Colleen’s brother Lucas Craig told New Matilda the decision came as a shock. The family were expecting the police to make their submission, but after a series of letdowns from the NSW government, they were not expecting movements so quickly.

“There was a real shock at first, because I was not, well none of us were expecting her to do this. And I guess it’s something we were just really lost for words really.

“We weren’t keeping our hopes up for something that may not happen. When we were told she had gone ahead with it… it was a shock really. It was a good shock. Now finally we are getting our voice heard. We are not being left in the dark.”

Diane Greenup, Evelyn’s cousin, was on the conference call yesterday and told New Matilda it was a “welcome relief”.

“At least we are getting somewhere now, “ Ms Greenup told New Matilda.

“I know this is obviously our last chance. So I’m hoping that the Court of Criminal Appeal will see that these cases are linked together and there is one suspect in this case that needs to be brought to justice. One would hope the (Attorney-General) can see that it’s time for us to get closure.”

Jasmin Speedy, Clinton’s cousin, said she was dumb-founded when she heard the news.

“It was just a major shock to the system,” Ms Speedy told New Matilda.

She says it’s a “major step that we’ve never even been considered to get an application reviewed. So it’s a really big thing that’s happened. It’s not being reviewed by an independent person, it’s going straight to the Court of Criminal Appeal.”

Greens MLA David Shoebridge, who has pushed the families case for a very long time, said that this latest decision was significant.

“There has been more than a quarter of a century of heartache, campaigning, frustration and persistence from the families of the victims of the Bowraville murders,” Mr Shoebridge said in a statement.

“Like any community would if their children were taken, they were never going to give up and today they have won a very significant victory in their struggle for justice.

“The families came time and again to Parliament, demanding justice. They petitioned, they called, they wrote letters, emails and pleas. In short they never gave up. Today their efforts have borne fruit.

“While this is long overdue, the Greens welcome the Attorney-General’s referral so that these families can finally have their day in court.”

He called on the Attorney-General to take steps to immediately refer the case to the Court of Criminal Appeal.

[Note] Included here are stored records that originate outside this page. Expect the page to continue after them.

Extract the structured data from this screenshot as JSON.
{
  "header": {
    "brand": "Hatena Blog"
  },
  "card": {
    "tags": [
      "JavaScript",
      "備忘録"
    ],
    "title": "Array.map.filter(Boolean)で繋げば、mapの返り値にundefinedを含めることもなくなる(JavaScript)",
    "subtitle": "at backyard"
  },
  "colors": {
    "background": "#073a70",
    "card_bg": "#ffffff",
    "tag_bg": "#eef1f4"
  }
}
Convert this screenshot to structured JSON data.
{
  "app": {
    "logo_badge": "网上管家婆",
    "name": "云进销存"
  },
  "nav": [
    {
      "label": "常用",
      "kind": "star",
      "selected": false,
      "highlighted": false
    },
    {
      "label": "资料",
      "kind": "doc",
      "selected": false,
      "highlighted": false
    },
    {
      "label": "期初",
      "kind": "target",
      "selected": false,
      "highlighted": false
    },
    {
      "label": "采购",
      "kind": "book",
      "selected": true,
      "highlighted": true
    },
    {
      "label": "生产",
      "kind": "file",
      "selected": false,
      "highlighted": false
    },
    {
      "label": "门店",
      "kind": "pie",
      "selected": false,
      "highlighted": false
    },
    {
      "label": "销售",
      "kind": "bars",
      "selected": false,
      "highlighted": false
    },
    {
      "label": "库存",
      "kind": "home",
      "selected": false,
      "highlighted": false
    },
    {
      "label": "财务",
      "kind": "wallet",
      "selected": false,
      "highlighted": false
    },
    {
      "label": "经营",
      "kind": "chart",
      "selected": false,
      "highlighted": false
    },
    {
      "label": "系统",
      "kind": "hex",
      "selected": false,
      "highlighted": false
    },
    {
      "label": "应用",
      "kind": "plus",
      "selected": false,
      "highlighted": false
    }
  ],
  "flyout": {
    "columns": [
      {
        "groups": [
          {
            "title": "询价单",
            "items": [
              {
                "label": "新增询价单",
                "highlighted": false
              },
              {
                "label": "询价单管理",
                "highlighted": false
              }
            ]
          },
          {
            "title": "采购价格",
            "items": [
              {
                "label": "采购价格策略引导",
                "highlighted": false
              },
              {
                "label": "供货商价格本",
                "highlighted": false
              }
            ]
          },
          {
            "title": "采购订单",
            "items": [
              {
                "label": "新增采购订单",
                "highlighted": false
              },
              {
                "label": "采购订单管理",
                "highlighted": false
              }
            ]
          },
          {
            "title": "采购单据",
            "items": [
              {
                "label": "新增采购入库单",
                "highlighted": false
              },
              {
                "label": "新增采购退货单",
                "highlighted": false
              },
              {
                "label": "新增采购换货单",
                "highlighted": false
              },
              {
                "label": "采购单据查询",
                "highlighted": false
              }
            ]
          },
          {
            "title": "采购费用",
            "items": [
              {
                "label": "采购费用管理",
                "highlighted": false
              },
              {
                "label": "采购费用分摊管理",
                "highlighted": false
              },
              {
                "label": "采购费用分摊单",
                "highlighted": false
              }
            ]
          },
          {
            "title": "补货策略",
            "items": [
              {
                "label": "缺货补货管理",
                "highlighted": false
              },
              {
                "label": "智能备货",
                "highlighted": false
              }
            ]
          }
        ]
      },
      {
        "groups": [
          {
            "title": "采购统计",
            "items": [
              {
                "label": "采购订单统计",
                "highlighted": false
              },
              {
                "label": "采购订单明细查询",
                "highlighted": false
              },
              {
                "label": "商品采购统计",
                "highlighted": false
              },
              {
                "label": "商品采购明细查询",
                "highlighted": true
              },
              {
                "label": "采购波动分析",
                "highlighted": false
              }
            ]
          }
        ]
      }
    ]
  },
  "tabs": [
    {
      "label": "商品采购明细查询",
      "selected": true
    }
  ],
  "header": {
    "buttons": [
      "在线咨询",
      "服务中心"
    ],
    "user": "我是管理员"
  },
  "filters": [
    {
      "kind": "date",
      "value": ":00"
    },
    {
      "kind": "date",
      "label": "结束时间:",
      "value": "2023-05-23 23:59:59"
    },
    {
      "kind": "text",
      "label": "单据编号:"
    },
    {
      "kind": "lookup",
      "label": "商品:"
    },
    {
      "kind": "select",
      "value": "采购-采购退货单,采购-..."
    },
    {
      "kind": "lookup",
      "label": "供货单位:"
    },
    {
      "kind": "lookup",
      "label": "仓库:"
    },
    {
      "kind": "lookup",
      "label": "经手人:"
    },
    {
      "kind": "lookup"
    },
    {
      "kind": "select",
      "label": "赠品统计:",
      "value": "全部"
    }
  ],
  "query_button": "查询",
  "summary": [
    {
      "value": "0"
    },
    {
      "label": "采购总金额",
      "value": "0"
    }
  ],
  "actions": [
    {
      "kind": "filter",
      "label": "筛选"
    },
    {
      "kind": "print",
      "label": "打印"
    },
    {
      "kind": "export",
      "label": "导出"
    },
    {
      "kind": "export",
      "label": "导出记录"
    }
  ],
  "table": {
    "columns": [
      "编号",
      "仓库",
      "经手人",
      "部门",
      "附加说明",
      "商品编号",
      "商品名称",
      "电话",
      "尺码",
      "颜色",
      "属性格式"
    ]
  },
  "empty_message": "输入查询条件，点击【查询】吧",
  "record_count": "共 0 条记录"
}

Ronella Jerome, Clinton’s aunty, told New Matilda that the families had already “achieved so much but yet we are still a step or two away from our real goal” – a trial where all three cases are linked. This has never happened before.

But she says that “we must remain realistic”. The fact that the family have been constantly let down over two decades has made her cautious.

“Our families are so used to let downs over the past 26 years, we remain guarded just in case, and at the same time, we have to remain optimistic for a positive result. To have our pleas and demands finally heard and acted on, is a tremendous act. It’s a great relief to receive this news especially after the bill was recently rejected in Parliament.”

But it is a vital step, Mr Craig says. His sister Colleen is still missing, and the family are still hoping that getting the matter before court again might lead to new information so they can finally lay her to rest.

“Since Colleen hasn’t been found, my mother is still grieving. We’ve never laid her to rest… maybe we might find out where she is. So this is very important for that healing.”

Diane Greenup, says that it will still be hard for the families to heal, even as the case progresses. Evelyn’s father Billy did not turn up to the last protest and there is still a sense that he will be let down yet again.

“For him, it’s still a long struggle. I don’t think he believes anything will happen. He suffers every day. As far as he’s concerned. No one will listen. No one cares. And we just have to be supportive for him.

“We just have to be there to be supportive for him as much as we possibly can. He struggles every day, he relives the nightmare of when his daughter went missing. His four-year-old baby. An innocent child – a baby.”

A Darumbul woman from central Queensland, Amy McQuire is the former editor of the National Indigenous Times and Tracker magazine.